Ampang Swell Statistics, Autumn: Surf with Light or Offshore Winds
This image shows only the swells directed at Ampang that coincided with light winds or offshore conditions through a typical southern hemisphere autumn. It is based on 6580 predictions, one every 3 hours. The direction of the spokes show where quality surf generating swell comes from. Five colours illustrate increasing wave sizes. Blue shows the smallest swells, less that 0.5m (1.5 feet) high. Green and yellow illustrate increasing swell sizes and red shows biggest swells greater than >3m (>10ft). In either graph, the area of any colour is proportional to how commonly that size swell occurs.

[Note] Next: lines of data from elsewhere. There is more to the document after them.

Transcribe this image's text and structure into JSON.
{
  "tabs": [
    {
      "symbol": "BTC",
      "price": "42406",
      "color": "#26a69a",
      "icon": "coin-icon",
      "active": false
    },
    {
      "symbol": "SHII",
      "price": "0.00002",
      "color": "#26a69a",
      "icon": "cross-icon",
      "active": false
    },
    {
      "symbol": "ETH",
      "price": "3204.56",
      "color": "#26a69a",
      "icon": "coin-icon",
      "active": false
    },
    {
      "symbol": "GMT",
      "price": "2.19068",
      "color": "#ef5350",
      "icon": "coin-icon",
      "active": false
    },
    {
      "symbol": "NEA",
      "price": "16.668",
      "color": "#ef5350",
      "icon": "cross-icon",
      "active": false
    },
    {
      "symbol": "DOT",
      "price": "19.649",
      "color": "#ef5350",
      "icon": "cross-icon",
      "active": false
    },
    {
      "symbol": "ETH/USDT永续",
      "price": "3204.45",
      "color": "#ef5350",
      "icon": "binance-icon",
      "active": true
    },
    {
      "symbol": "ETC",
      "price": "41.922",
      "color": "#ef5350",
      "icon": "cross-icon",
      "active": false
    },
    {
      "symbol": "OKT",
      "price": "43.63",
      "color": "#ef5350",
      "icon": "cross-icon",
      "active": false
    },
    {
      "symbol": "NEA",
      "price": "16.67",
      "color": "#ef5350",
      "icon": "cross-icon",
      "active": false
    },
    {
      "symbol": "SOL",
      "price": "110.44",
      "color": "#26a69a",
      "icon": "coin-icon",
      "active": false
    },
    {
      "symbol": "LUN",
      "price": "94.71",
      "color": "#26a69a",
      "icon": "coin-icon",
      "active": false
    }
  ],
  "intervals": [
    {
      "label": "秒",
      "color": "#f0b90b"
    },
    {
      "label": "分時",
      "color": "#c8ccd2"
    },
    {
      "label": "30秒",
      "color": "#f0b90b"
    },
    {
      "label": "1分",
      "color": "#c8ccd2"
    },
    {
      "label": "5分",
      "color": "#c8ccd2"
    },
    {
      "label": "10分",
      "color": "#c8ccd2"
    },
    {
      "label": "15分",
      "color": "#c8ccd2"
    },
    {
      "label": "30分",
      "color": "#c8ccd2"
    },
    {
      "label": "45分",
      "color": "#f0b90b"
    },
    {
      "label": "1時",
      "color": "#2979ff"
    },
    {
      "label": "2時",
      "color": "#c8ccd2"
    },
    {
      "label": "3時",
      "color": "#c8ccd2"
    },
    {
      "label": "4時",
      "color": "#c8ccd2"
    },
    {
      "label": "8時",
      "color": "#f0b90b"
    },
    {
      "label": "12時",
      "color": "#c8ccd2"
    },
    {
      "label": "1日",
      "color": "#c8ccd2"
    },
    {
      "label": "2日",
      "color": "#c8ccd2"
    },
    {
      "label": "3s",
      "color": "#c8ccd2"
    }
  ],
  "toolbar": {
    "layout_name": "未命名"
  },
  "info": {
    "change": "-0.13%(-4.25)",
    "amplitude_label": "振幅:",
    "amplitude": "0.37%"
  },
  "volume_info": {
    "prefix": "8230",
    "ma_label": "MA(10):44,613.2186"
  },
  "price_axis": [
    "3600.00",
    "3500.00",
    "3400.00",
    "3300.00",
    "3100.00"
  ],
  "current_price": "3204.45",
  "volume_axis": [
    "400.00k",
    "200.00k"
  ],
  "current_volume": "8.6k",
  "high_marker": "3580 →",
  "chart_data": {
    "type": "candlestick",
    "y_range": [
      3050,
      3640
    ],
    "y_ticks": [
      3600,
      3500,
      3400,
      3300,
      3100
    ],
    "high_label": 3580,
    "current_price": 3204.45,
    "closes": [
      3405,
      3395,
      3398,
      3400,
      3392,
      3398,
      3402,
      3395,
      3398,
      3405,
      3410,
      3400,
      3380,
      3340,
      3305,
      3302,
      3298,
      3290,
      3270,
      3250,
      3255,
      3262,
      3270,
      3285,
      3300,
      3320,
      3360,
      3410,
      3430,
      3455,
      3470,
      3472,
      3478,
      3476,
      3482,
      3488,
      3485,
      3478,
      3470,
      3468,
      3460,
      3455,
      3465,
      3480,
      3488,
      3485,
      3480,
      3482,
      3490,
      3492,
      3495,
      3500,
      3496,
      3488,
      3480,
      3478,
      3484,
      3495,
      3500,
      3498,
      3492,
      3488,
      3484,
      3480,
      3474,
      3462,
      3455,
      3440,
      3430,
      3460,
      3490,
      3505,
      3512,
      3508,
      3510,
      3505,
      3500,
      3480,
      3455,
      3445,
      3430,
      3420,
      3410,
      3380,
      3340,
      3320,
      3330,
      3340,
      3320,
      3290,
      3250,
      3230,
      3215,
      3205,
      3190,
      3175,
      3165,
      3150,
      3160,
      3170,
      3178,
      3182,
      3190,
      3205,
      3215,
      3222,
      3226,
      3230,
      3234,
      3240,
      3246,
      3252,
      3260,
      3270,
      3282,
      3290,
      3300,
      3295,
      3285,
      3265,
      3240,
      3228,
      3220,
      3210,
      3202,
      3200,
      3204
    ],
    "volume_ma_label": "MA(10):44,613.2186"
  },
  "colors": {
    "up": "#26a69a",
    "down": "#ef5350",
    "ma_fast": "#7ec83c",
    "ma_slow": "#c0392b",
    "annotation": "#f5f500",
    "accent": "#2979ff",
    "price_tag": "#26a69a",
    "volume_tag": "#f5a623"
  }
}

The diagram implies that the prevailing swell direction, shown by the largest spokes, was SSW, whereas the the prevailing wind blows from the ESE. The chart at the bottom shows the same thing but without direction information. For example, swells larger than 1.5 feet (0.5m) coincided with good wind conditions 26% of the time, equivalent to 24 days. Open sea swells exceeding >3m (>10ft) are unlikely to happen in a normal southern hemisphere autumn but 4% of the time we expect swell in the range 2-3m (6.5-10ft) 4%, equivalent to (4 days). Taking into account the proportion of these swells that coincided with predicted offshore winds, and given the fact that Ampang is slightly protected from open water swells, we estimate that clean surf can be found at Ampang about 26% of the time and that surf is blown out by onshore wind 35% of the time. This is means that we expect 56 days with waves in a typical southern hemisphere autumn, of which 24 days should be surfable.
IMPORTANT: Beta version feature! Swell heights are open water values from NWW3. There is no attempt to model near-shore effects. Coastal wave heights will generally be less, especially if the break does not have unobstructed exposure to the open ocean.